Unlike the short story, this contest is a game, a spectacle presented for the enjoyment of the watcher's race, who are so far advanced that they essentially have nothing better to do.
There is some back and forth with Benson and Hanley going back to Earth until Benson agrees to participate in the contest; he is not a heroic character and he only agrees because he fears being arrested for the poker player's murder and being locked up. The arena where the contest takes place looks suspiciously like the usual Outer Limits woods, and while the watcher tells Benson and Hanley that it resembles Earth of a million years ago, the only difference seems to be a fiery, bubbling river.
The aliens of "Fun and Games" are not very frightening, with their rubber ape masks and furry gloves, and when they first appear they utter a combination of a roar and a meow. One alien apparently kills the other right away and spends the rest of the contest winging a serrated boomerang at our heroes with the accuracy of a gangster shooting at the cops in an old Warner Brothers flick.
Benson is not smart or heroic; those qualities belong to his partner, Laura Hanley. Both have psychological problems that prevent them from doing much beyond talking, and the watcher monitors their every move and comments mockingly. "Fun and Games" is as grounded in the world of early 1960s television as "Arena" is a product of World War Two-era fear and desire—Benson is a cheap, semi-tough ex-boxer with a sort of a Brooklyn accent; Hanley is pretty, serious, and right-thinking—I was waiting for her to identify herself as a schoolteacher, but she never did.
Laura runs away from Mike, either out of self-sacrifice or fear, and he finally meets the alien on a log spanning the fiery river. Mike falls and hangs by his fingers as the alien tries the old trick of stomping on those same fingers with his big, furry foot.
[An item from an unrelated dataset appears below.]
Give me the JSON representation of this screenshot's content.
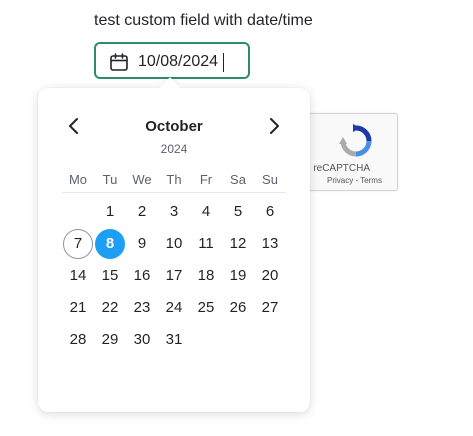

It is up to Laura to save the day with some boomerang throwing skills she probably did not know she possessed.
The Watcher wearily admits that Mike and Laura's actions have saved the human race, and the program ends with neither the participants nor the rest of humanity having changed as a result of the ordeal.
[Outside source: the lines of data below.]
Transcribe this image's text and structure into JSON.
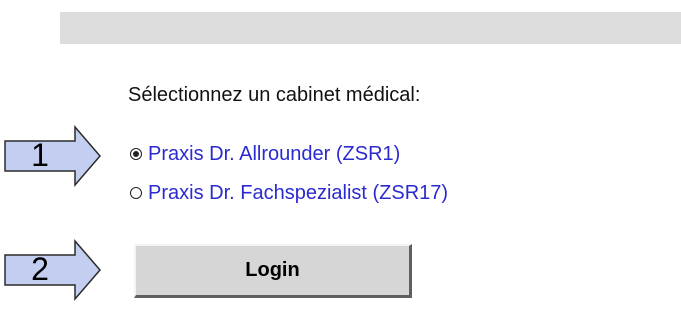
{
  "prompt": "Sélectionnez un cabinet médical:",
  "options": [
    {
      "label": "Praxis Dr. Allrounder (ZSR1)",
      "selected": true
    },
    {
      "label": "Praxis Dr. Fachspezialist (ZSR17)",
      "selected": false
    }
  ],
  "steps": [
    "1",
    "2"
  ],
  "login_label": "Login",
  "colors": {
    "option_text": "#2a2ad0",
    "arrow_fill": "#c4cef0",
    "top_bar": "#dcdcdc",
    "button_face": "#d6d6d6"
  },
  "icons": [
    "step-arrow-icon",
    "radio-checked-icon",
    "radio-unchecked-icon"
  ]
}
Although the story has been adapted and expanded to fill a 50-minute time slot, the basic premise of "Fun and Games" tracks that of "Arena" closely. One clever and subtle aspect of the TV show is the way it comments on us, the viewers—the Watcher follows the action on a TV screen, and his fellow citizens presumably do the same. Mike, Laura, and the aliens perform for the viewers' enjoyment, as do the actors every week on The Outer Limits.
On a side note, I suspect that "Arena" was the first Fredric Brown story I ever read, when it was reprinted in the March 1977 issue of Starlog, along with Boris Vallejo's illustration reproduced above. Almost 34 years later, I still enjoy reading Fredric Brown's work.
"44: Fantastic Four #13." Marvel Genesis. Web. 05 Feb. 2011.
Brown, Fredric. "Arena." The Best of Fredric Brown. Ed. Robert Bloch. Garden City, NY: Nelson Doubleday, Inc., 1976. Book Club Edition. 8-34.
"Hulu - The Outer Limits - Original: Fun And Games - Watch the Full Episode Now." Hulu – Watch Your Favorites. Anytime. For Free. Web. 05 Feb. 2011.
"Rising Sun Flag." Wikipedia, the Free Encyclopedia. Web. 06 Feb. 2011.
Schow, David J. and Jeffrey Franzen. The Outer Limits: The Official Companion. NY: Ace Science Fiction Books, 1986.
Topel, Fred. "All Is Revealed about Fringe's Bald Alien-like Observer." Blastr. Web. 05 Feb. 2011.